In this brief article, a DUI attorney in Tampa will discuss three ways that motorists can actually be arrested for a DUI-related crime even if they were not consuming alcohol.
If pulled over with a blood alcohol content (BAC) of 0.08 percent or higher, this is considered legally impaired and will result in the driver’s arrest. In some cases, a driver can be charged with a DUI if they were not impaired or operating a motor vehicle. Here are a few laws related to these types of DUIs:
Marijuana DUI: Drivers do not have to consume alcohol to be charged with a DUI. If a driver is suspected to be under the influence of a chemical or controlled substance, they may be required to submit to additional testing including a urine or blood test. For marijuana-related arrests, during a traffic stop, law enforcement may claim that the driver had bloodshot eyes or that they could smell the substance coming from the vehicle and demand to search the vehicle. A DUI defense lawyer in Tampa knows the laws related to search and seizures.
Refusal to Take a Breathalyzer: A BAC level is usually determined after law enforcement administers a breathalyzer test. Many motorists refuse to take a sobriety test for a variety of reasons. Although the decision is entirely up to the driver, refusing a test will result in a suspended license for at least one year. Refusal to take a sobriety test is considered legally admissible evidence that can be used by the prosecution in criminal proceedings.
Actual Physical Control: As DUI laws can be extremely complex, a person can be charged with a DUI that was never observed operating a vehicle. An officer can assess a situation and determine whether or not they believe the suspect was in “actual physical control” of the vehicle. For example, if a suspect is found sleeping in their vehicle on the side of the road, the officer can evaluate everything from where the vehicle was parked to where the keys were located to any other evidence of intoxication. In many cases, a nervous or groggy suspect is wrongfully detained because they were believed to be under the influence.
Even if you have not consumed a drop of alcohol, you can be charged with a DUI crime in which case you will require the assistance of an experienced DUI defense lawyer in Tampa who can provide you with knowledgeable and aggressive defense.
For a free consultation with a DUI attorney in Tampa, please contact The Rickman Law Firm today.

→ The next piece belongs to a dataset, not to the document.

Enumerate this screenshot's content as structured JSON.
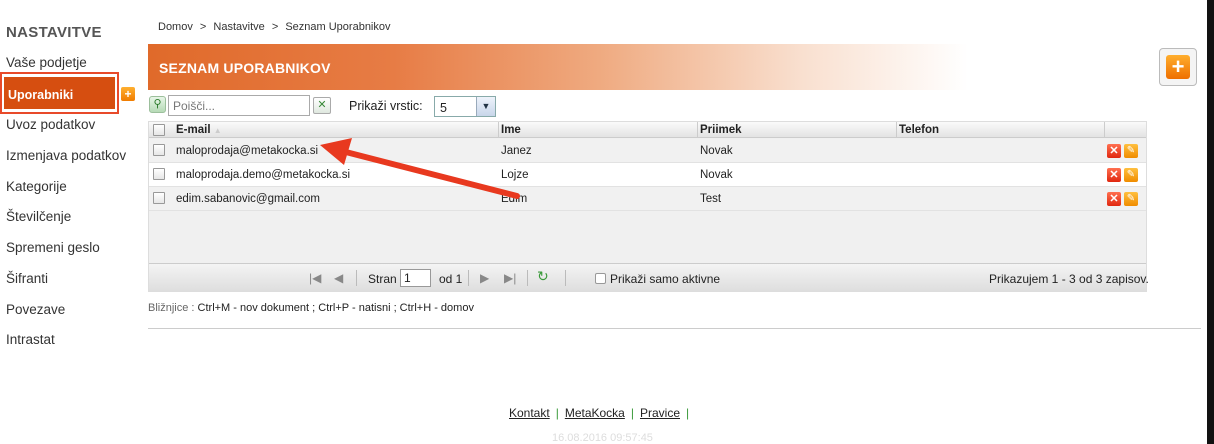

Disclaimer: The information contained in this article is for general educational information only. This information does not constitute legal advice, is not intended to constitute legal advice, nor should it be relied upon as legal advice for your specific factual pattern or situation.